Even the most well-intentioned parents may disagree about their children’s parenting plan or visitation schedule; as part of a divorce, it is not uncommon for parents to fight for an extra hour or day simply to maximize their time with the children.
Long gone are the days when it was presumed that the mother will have sole custody of the children and that fathers only get to see them every other weekend. Joint custody is now the trend.
But is joint custody good for the children?
As noted in Time, a study conducted at the Centre for Health Equity Studies in Stockholm, Sweden, the answer is yes. Researchers studied the psychosomatic health problem of 150,000 12 and 15-year-old students (6th grade and 9th graders). According to the study, the children from intact families reported the fewest psychosomatic problems like sleep problems, difficulty concentrating, loss of appetite, headaches, stomachaches and feeling tense, sad or dizzy.

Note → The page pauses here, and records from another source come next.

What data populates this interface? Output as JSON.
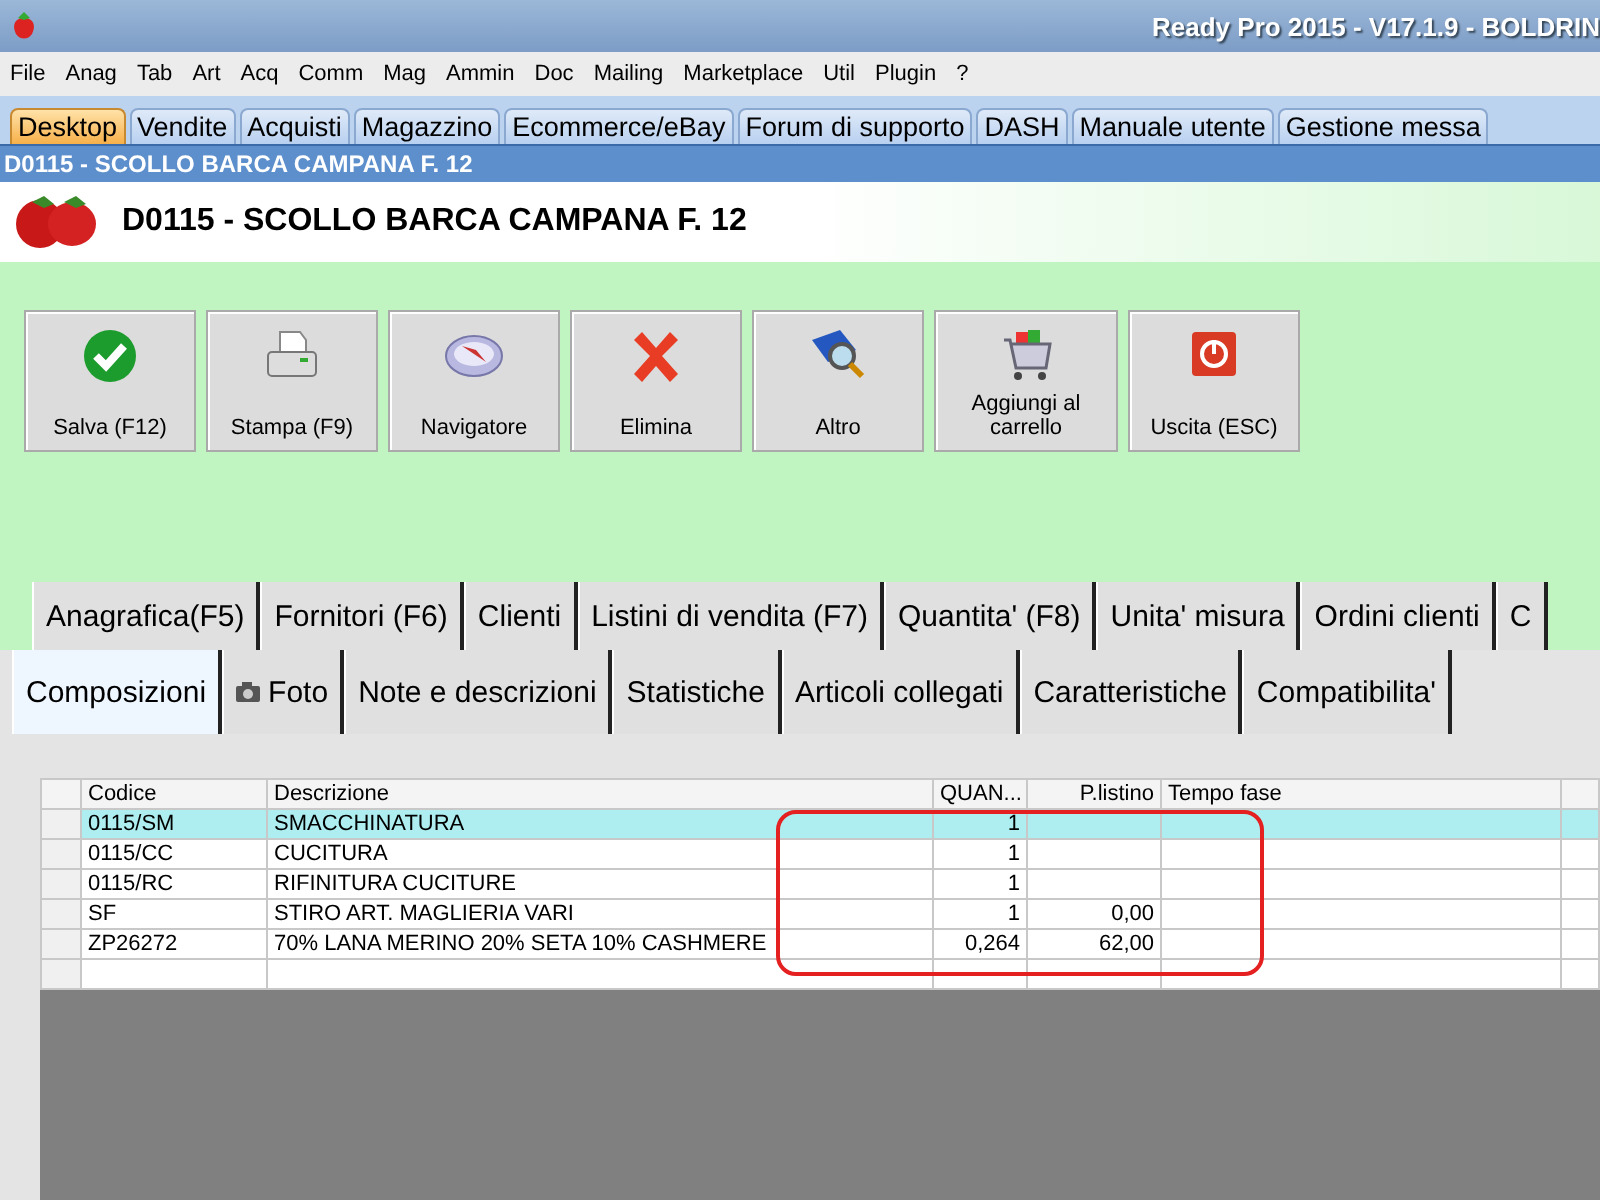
{
  "window": {
    "title": "Ready Pro 2015 - V17.1.9 - BOLDRIN"
  },
  "menu": [
    "File",
    "Anag",
    "Tab",
    "Art",
    "Acq",
    "Comm",
    "Mag",
    "Ammin",
    "Doc",
    "Mailing",
    "Marketplace",
    "Util",
    "Plugin",
    "?"
  ],
  "main_tabs": [
    {
      "label": "Desktop",
      "selected": true
    },
    {
      "label": "Vendite",
      "selected": false
    },
    {
      "label": "Acquisti",
      "selected": false
    },
    {
      "label": "Magazzino",
      "selected": false
    },
    {
      "label": "Ecommerce/eBay",
      "selected": false
    },
    {
      "label": "Forum di supporto",
      "selected": false
    },
    {
      "label": "DASH",
      "selected": false
    },
    {
      "label": "Manuale utente",
      "selected": false
    },
    {
      "label": "Gestione messa",
      "selected": false
    }
  ],
  "document_bar": "D0115 - SCOLLO BARCA CAMPANA F. 12",
  "header_title": "D0115 - SCOLLO BARCA CAMPANA F. 12",
  "toolbar": [
    {
      "label": "Salva (F12)",
      "kind": "save"
    },
    {
      "label": "Stampa (F9)",
      "kind": "print"
    },
    {
      "label": "Navigatore",
      "kind": "compass"
    },
    {
      "label": "Elimina",
      "kind": "delete"
    },
    {
      "label": "Altro",
      "kind": "book"
    },
    {
      "label": "Aggiungi al carrello",
      "kind": "cart"
    },
    {
      "label": "Uscita (ESC)",
      "kind": "exit"
    }
  ],
  "tabs_row_1": [
    {
      "label": "Anagrafica(F5)",
      "selected": false
    },
    {
      "label": "Fornitori (F6)",
      "selected": false
    },
    {
      "label": "Clienti",
      "selected": false
    },
    {
      "label": "Listini di vendita (F7)",
      "selected": false
    },
    {
      "label": "Quantita' (F8)",
      "selected": false
    },
    {
      "label": "Unita' misura",
      "selected": false
    },
    {
      "label": "Ordini clienti",
      "selected": false
    },
    {
      "label": "C",
      "selected": false
    }
  ],
  "tabs_row_2": [
    {
      "label": "Composizioni",
      "selected": true
    },
    {
      "label": "Foto",
      "selected": false,
      "kind": "camera"
    },
    {
      "label": "Note e descrizioni",
      "selected": false
    },
    {
      "label": "Statistiche",
      "selected": false
    },
    {
      "label": "Articoli collegati",
      "selected": false
    },
    {
      "label": "Caratteristiche",
      "selected": false
    },
    {
      "label": "Compatibilita'",
      "selected": false
    }
  ],
  "table": {
    "columns": [
      "Codice",
      "Descrizione",
      "QUAN...",
      "P.listino",
      "Tempo   fase"
    ],
    "rows": [
      {
        "cells": [
          "0115/SM",
          "SMACCHINATURA",
          "1",
          ""
        ],
        "selected": true
      },
      {
        "cells": [
          "0115/CC",
          "CUCITURA",
          "1",
          ""
        ],
        "selected": false
      },
      {
        "cells": [
          "0115/RC",
          "RIFINITURA CUCITURE",
          "1",
          ""
        ],
        "selected": false
      },
      {
        "cells": [
          "SF",
          "STIRO ART. MAGLIERIA VARI",
          "1",
          "0,00"
        ],
        "selected": false
      },
      {
        "cells": [
          "ZP26272",
          "70% LANA MERINO 20% SETA 10% CASHMERE",
          "0,264",
          "62,00"
        ],
        "selected": false
      }
    ]
  }
}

Not surprisingly, the students who spent significant time with both of their parents, though separated, reported fewer symptoms than children who lived with only one parent. In other words, the children of parents who had sole custody had the most health issues.
Author of the study author Malin Bergström, noted:
Having everyday contact with both parents seems to be more important, in terms of stress, than living in two different homes. . . Having two parents also tends to double the number of resources a kid is exposed to, including social circles, family and material goods like money. . . Having access to half of that may make children more vulnerable or stressed than having it from both parents, even though they don’t live together.
While this is a small study in one foreign locality, it demonstrates that there is a direct correlation to having stable paternal relationships and a child’s mental health. Would you be willing to share residential custody of your children if it put them at ease, made them less tense and allowed them to sleep better?